All illustrations are provided by Soosh and used with permission.

I have plenty of space.

This article originally appeared on 04.09.16


It's hard to truly describe the amazing bond between dads and their daughters.

Being a dad is an amazing job no matter the gender of the tiny humans we're raising. But there's something unique about the bond between fathers and daughters.

Most dads know what it's like to struggle with braiding hair, but we also know that bonding time provides immense value to our daughters. In fact, studies have shown that women with actively involved fathers are more confident and more successful in school and business.

Keep ReadingShow less
Identity

This blind chef wore a body cam to show how she prepares dazzling dishes.

How do blind people cook? This "Masterchef" winner leans into her senses.

Image pulled from YouTube video.

Christine Ha competes on "Masterchef."

This article originally appeared on 05.26.17


There is one question chef Christine Ha fields more than any other.

But it's got nothing to do with being a "Masterchef" champion, New York Times bestselling author, and acclaimed TV host and cooking instructor.

The question: "How do you cook while blind?"

Keep ReadingShow less

Surrendered mama dog reunited with puppies after she refused to leave the corner.

People surrender animals to Humane Societies for all kinds of reasons, but many do it because they don't feel like they can properly care for their animals anymore.

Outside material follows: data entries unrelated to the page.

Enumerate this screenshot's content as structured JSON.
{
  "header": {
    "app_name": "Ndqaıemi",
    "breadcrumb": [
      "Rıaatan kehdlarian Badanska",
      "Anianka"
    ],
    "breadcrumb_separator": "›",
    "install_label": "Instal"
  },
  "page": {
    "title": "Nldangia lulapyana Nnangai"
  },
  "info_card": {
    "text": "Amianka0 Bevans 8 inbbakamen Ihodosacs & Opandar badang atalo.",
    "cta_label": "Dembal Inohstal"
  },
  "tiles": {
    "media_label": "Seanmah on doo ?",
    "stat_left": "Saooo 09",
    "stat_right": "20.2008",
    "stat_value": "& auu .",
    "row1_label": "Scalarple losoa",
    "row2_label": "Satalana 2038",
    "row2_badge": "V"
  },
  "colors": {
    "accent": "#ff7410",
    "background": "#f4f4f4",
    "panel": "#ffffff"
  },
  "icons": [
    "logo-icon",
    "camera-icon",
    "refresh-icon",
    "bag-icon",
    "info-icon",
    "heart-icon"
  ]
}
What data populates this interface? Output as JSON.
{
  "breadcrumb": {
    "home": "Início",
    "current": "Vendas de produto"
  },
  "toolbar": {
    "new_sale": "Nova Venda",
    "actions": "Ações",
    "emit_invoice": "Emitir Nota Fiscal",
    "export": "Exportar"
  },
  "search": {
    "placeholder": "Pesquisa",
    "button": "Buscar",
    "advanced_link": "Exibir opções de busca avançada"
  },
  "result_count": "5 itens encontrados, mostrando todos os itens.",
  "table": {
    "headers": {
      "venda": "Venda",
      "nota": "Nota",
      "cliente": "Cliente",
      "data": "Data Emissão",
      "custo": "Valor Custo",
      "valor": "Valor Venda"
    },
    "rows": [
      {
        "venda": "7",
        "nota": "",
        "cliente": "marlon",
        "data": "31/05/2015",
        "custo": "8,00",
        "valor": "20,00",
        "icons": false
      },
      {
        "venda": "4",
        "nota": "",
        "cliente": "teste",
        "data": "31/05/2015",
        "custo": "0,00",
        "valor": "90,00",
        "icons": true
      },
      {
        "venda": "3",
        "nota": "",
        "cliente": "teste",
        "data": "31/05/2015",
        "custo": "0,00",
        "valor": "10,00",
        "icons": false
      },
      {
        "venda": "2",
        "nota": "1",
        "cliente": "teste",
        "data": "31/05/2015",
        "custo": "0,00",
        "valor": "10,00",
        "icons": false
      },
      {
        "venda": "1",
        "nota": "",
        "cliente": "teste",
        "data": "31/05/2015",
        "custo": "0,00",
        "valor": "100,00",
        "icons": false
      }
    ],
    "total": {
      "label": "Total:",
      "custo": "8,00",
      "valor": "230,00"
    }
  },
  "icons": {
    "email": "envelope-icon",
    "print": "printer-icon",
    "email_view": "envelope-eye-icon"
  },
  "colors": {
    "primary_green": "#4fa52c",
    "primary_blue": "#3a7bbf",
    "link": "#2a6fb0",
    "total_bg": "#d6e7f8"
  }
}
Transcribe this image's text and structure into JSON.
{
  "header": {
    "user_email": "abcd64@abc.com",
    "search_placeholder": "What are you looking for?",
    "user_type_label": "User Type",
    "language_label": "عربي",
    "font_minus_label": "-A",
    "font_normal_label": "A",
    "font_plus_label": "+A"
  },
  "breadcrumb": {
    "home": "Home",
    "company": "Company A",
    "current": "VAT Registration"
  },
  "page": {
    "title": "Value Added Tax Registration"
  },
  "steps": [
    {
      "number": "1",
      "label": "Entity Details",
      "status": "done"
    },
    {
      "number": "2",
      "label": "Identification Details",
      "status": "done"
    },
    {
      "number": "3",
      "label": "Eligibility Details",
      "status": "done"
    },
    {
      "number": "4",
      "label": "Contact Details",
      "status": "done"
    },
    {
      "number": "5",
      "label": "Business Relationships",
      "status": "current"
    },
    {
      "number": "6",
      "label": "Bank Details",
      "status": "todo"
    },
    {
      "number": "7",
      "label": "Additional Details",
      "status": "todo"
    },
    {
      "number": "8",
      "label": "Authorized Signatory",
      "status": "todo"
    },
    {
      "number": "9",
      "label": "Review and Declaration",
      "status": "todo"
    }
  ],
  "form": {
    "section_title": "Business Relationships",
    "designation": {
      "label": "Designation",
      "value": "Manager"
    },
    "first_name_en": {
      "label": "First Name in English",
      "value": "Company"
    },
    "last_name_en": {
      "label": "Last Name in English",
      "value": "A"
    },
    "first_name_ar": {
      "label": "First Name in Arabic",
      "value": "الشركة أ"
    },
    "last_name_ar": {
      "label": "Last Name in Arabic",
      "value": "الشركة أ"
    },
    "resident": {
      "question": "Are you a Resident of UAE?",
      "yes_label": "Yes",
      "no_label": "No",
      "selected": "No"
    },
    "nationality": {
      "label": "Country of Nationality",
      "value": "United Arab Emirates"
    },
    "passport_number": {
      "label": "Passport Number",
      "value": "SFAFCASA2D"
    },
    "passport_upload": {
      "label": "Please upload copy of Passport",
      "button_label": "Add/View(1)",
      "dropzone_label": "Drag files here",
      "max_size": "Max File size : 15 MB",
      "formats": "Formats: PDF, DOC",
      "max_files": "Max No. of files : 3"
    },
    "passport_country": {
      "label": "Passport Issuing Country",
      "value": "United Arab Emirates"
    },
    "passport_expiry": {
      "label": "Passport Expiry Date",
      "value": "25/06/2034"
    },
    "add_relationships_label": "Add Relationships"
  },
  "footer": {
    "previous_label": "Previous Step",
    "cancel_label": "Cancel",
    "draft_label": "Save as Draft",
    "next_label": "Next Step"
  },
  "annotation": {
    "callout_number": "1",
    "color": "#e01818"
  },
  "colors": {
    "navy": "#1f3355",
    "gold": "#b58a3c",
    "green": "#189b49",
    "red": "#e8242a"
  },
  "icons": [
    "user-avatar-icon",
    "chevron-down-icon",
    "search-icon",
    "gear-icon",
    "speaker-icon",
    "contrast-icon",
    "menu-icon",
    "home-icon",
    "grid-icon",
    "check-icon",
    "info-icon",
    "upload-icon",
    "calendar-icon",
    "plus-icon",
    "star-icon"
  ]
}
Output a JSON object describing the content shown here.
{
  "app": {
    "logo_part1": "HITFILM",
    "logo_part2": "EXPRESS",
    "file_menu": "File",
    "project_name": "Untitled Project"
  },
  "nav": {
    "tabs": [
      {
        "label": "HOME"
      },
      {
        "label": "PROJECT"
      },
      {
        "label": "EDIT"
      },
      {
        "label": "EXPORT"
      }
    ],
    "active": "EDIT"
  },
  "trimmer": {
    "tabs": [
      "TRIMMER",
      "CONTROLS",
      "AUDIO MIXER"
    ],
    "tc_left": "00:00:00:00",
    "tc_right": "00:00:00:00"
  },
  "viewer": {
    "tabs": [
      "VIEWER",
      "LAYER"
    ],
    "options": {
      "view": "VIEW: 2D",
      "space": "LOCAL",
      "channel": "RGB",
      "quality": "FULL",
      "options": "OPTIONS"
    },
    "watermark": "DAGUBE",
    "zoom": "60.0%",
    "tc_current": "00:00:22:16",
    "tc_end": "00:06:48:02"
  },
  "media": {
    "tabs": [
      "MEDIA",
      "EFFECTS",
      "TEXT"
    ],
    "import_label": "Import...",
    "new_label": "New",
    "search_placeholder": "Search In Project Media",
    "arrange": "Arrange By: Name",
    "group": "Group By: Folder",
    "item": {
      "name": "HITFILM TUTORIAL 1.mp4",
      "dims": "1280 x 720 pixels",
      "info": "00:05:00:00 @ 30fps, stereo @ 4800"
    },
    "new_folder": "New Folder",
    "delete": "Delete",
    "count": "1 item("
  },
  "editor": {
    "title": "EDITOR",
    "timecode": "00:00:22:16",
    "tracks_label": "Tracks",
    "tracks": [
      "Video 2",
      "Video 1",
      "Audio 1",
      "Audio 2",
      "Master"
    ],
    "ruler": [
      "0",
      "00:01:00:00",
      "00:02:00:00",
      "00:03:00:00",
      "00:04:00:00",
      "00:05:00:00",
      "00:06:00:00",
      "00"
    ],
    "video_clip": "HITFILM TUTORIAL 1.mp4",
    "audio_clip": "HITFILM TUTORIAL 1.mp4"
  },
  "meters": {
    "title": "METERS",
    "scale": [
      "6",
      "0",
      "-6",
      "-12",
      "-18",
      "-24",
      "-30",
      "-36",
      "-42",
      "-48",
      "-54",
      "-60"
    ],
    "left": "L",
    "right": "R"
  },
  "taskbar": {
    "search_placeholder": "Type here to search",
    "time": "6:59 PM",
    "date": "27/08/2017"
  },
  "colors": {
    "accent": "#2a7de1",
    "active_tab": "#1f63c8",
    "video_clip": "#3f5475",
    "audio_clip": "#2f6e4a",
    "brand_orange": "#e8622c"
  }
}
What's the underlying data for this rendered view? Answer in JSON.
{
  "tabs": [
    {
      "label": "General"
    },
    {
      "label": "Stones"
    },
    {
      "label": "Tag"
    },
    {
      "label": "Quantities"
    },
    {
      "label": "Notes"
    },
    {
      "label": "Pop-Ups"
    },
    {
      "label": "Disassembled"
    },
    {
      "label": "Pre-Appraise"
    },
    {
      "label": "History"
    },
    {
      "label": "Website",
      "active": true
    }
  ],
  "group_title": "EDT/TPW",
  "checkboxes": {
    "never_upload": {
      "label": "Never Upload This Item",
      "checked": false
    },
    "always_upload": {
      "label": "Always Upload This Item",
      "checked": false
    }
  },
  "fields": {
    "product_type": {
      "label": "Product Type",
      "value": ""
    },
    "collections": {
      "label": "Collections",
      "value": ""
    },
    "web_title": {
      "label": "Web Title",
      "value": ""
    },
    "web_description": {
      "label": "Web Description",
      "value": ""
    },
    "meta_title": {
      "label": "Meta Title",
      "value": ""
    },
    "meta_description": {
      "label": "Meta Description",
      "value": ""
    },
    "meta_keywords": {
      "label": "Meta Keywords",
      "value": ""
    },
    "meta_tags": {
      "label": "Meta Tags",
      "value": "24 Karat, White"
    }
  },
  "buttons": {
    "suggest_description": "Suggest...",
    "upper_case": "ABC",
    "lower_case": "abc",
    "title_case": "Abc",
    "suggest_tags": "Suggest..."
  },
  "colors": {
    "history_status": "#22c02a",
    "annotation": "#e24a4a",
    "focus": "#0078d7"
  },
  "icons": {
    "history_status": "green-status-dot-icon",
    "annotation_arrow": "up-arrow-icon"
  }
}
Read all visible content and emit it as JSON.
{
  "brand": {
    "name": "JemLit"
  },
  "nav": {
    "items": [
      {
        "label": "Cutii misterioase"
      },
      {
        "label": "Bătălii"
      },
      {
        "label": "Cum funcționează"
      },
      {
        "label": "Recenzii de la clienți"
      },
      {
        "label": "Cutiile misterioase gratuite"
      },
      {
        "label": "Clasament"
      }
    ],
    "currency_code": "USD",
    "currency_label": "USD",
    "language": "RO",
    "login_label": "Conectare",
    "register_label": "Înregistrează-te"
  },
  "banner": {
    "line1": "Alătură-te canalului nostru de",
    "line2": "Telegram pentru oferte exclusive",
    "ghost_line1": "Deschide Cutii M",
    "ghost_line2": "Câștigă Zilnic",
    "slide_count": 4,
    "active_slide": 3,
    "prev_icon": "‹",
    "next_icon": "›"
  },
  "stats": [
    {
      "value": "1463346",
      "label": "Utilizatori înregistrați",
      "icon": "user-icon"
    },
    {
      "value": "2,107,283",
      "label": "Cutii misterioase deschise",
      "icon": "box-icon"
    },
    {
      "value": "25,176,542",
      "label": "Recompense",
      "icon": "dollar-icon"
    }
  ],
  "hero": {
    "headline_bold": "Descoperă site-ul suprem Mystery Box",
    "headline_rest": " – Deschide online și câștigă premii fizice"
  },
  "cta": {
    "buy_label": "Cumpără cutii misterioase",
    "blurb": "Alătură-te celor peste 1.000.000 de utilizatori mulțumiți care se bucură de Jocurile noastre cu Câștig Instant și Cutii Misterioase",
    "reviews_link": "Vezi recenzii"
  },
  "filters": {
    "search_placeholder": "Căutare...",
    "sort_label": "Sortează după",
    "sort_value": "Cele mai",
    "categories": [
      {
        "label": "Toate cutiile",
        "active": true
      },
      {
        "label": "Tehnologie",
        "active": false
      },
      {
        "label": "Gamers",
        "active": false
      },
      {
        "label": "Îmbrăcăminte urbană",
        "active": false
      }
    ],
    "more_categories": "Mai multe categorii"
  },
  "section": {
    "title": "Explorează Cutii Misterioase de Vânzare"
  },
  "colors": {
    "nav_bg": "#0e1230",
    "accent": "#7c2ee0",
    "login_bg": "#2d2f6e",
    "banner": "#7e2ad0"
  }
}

It could be that they have to move to a home that doesn't allow pets or they lost a job, making caring for an animal difficult.

Two small dogs were surrendered to Marin Humane Society in Novato, California and the female had recently given birth to puppies. It's not clear if the previous owners felt like they couldn't care for both the older dogs and the puppies so they just kept the puppies, or if something else prompted the drop-off.

Either way, this mama dog was in distress after being left at the shelter without her babies. She refused to leave the corner of the large kennel and just looked so sad. The employees felt for the sweet mama dog and decided to do some detective work to see if they could figure out where the puppies were located.

Keep ReadingShow less

Gordon Ramsay at play... work.

This article originally appeared on 04.22.15


Gordon Ramsay is not exactly known for being nice.

Or patient.

Or nurturing.

On his competition show "Hell's Kitchen," he belittles cooks who can't keep up. If people come to him with their problems, he berates them. If someone is struggling to get something right in the kitchen, he curses them out.

Keep ReadingShow less

This article originally appeared on 01.27.20


From 1940 to 1945, an estimated 1.3 million people were deported to Auschwitz, the largest complex of Nazi concentration camps. More than four out of five of those people—at least 1.1 million people—were murdered there.

On January 27, 1945, Soviet forces liberated the final prisoners from these camps—7,000 people, most of whom were sick or dying. Those of us with a decent public education are familiar with at least a few names of Nazi extermination facilities—Auschwitz, Dachau, Bergen-Belsen—but these are merely a few of the thousands (yes, thousands) of concentration camps, sub camps, and ghettos spread across Europe where Jews and other targets of Hitler's regime were persecuted, tortured, and killed by the millions.

Keep ReadingShow less
Health

What I realized about feminism after my male friend was disgusted by tampons at a party.

"After all these years, my friend has probably forgotten, but I never have."

Photo by Josefin on Unsplash

It’s okay men. You don’t have to be afraid.

This article originally appeared on 08.12.16


Years ago, a friend went to a party, and something bothered him enough to rant to me about it later.

And it bothered me that he was so incensed about it, but I couldn't put my finger on why. It seemed so petty for him to be upset, and even more so for me to be annoyed with him.

Recently, something reminded me of that scenario, and it made more sense. I'll explain.

Keep ReadingShow less